Recorded data
****************

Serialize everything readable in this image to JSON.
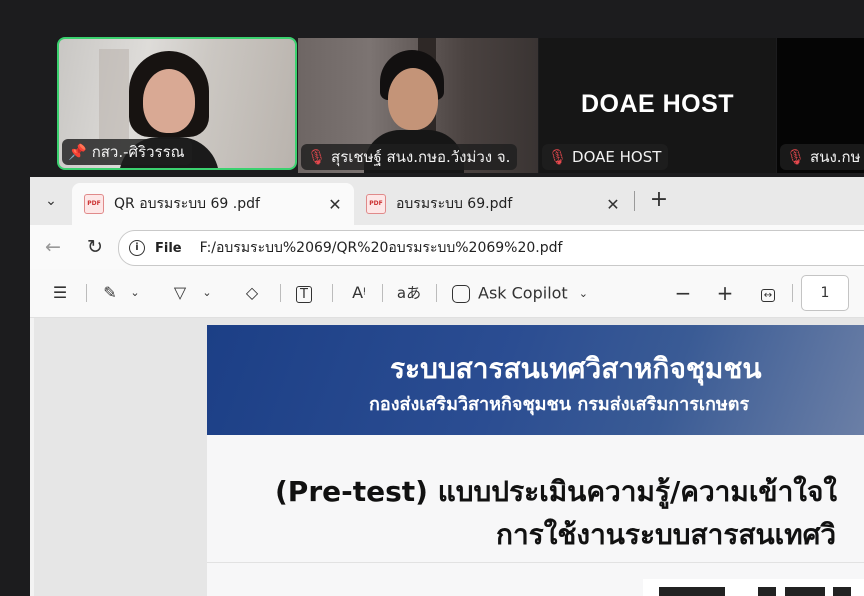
{
  "meeting": {
    "participants": [
      {
        "name": "กสว.-ศิริวรรณ",
        "icon": "pin-icon",
        "active_speaker": true
      },
      {
        "name": "สุรเชษฐ์ สนง.กษอ.วังม่วง จ.",
        "icon": "mic-muted-icon"
      },
      {
        "name": "DOAE HOST",
        "display_text": "DOAE HOST",
        "icon": "mic-muted-icon"
      },
      {
        "name": "สนง.กษ",
        "icon": "mic-muted-icon"
      }
    ]
  },
  "browser": {
    "tabs": [
      {
        "title": "QR อบรมระบบ 69 .pdf",
        "active": true
      },
      {
        "title": "อบรมระบบ 69.pdf",
        "active": false
      }
    ],
    "address": {
      "scheme_label": "File",
      "url": "F:/อบรมระบบ%2069/QR%20อบรมระบบ%2069%20.pdf"
    },
    "pdf_toolbar": {
      "ask_copilot": "Ask Copilot",
      "page_number": "1",
      "read_aloud_label": "A",
      "translate_label": "aあ"
    }
  },
  "document": {
    "banner_title": "ระบบสารสนเทศวิสาหกิจชุมชน",
    "banner_subtitle": "กองส่งเสริมวิสาหกิจชุมชน กรมส่งเสริมการเกษตร",
    "heading_line1": "(Pre-test) แบบประเมินความรู้/ความเข้าใจใ",
    "heading_line2": "การใช้งานระบบสารสนเทศวิ"
  },
  "colors": {
    "active_speaker_border": "#3bd16f",
    "muted": "#e5484d",
    "banner": "#2b4d92"
  }
}
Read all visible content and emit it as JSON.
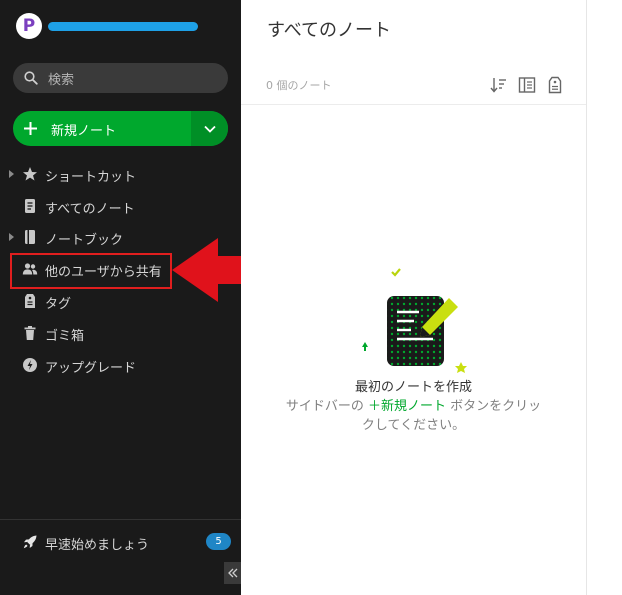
{
  "sidebar": {
    "search_label": "検索",
    "new_note_label": "新規ノート",
    "items": [
      {
        "label": "ショートカット"
      },
      {
        "label": "すべてのノート"
      },
      {
        "label": "ノートブック"
      },
      {
        "label": "他のユーザから共有"
      },
      {
        "label": "タグ"
      },
      {
        "label": "ゴミ箱"
      },
      {
        "label": "アップグレード"
      }
    ],
    "quickstart_label": "早速始めましょう",
    "quickstart_badge": "5",
    "avatar_letter": "P"
  },
  "main": {
    "title": "すべてのノート",
    "note_count": "0 個のノート",
    "empty_title": "最初のノートを作成",
    "empty_desc_before": "サイドバーの ",
    "empty_desc_link": "＋新規ノート",
    "empty_desc_after": " ボタンをクリッ",
    "empty_desc_line2": "クしてください。"
  },
  "colors": {
    "sidebar_bg": "#1a1a1a",
    "accent_green": "#00a82d",
    "highlight_red": "#e01e1e",
    "badge_blue": "#1f86c6",
    "account_bar": "#1ea0e6"
  }
}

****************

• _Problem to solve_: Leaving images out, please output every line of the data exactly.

• _Result for this task_:
Serialize everything readable in this image to JSON.
{
  "meeting": {
    "participants": [
      {
        "name": "กสว.-ศิริวรรณ",
        "icon": "pin-icon",
        "active_speaker": true
      },
      {
        "name": "สุรเชษฐ์ สนง.กษอ.วังม่วง จ.",
        "icon": "mic-muted-icon"
      },
      {
        "name": "DOAE HOST",
        "display_text": "DOAE HOST",
        "icon": "mic-muted-icon"
      },
      {
        "name": "สนง.กษ",
        "icon": "mic-muted-icon"
      }
    ]
  },
  "browser": {
    "tabs": [
      {
        "title": "QR อบรมระบบ 69 .pdf",
        "active": true
      },
      {
        "title": "อบรมระบบ 69.pdf",
        "active": false
      }
    ],
    "address": {
      "scheme_label": "File",
      "url": "F:/อบรมระบบ%2069/QR%20อบรมระบบ%2069%20.pdf"
    },
    "pdf_toolbar": {
      "ask_copilot": "Ask Copilot",
      "page_number": "1",
      "read_aloud_label": "A",
      "translate_label": "aあ"
    }
  },
  "document": {
    "banner_title": "ระบบสารสนเทศวิสาหกิจชุมชน",
    "banner_subtitle": "กองส่งเสริมวิสาหกิจชุมชน กรมส่งเสริมการเกษตร",
    "heading_line1": "(Pre-test) แบบประเมินความรู้/ความเข้าใจใ",
    "heading_line2": "การใช้งานระบบสารสนเทศวิ"
  },
  "colors": {
    "active_speaker_border": "#3bd16f",
    "muted": "#e5484d",
    "banner": "#2b4d92"
  }
}
Read all visible content and emit it as JSON.
{
  "sidebar": {
    "search_label": "検索",
    "new_note_label": "新規ノート",
    "items": [
      {
        "label": "ショートカット"
      },
      {
        "label": "すべてのノート"
      },
      {
        "label": "ノートブック"
      },
      {
        "label": "他のユーザから共有"
      },
      {
        "label": "タグ"
      },
      {
        "label": "ゴミ箱"
      },
      {
        "label": "アップグレード"
      }
    ],
    "quickstart_label": "早速始めましょう",
    "quickstart_badge": "5",
    "avatar_letter": "P"
  },
  "main": {
    "title": "すべてのノート",
    "note_count": "0 個のノート",
    "empty_title": "最初のノートを作成",
    "empty_desc_before": "サイドバーの ",
    "empty_desc_link": "＋新規ノート",
    "empty_desc_after": " ボタンをクリッ",
    "empty_desc_line2": "クしてください。"
  },
  "colors": {
    "sidebar_bg": "#1a1a1a",
    "accent_green": "#00a82d",
    "highlight_red": "#e01e1e",
    "badge_blue": "#1f86c6",
    "account_bar": "#1ea0e6"
  }
}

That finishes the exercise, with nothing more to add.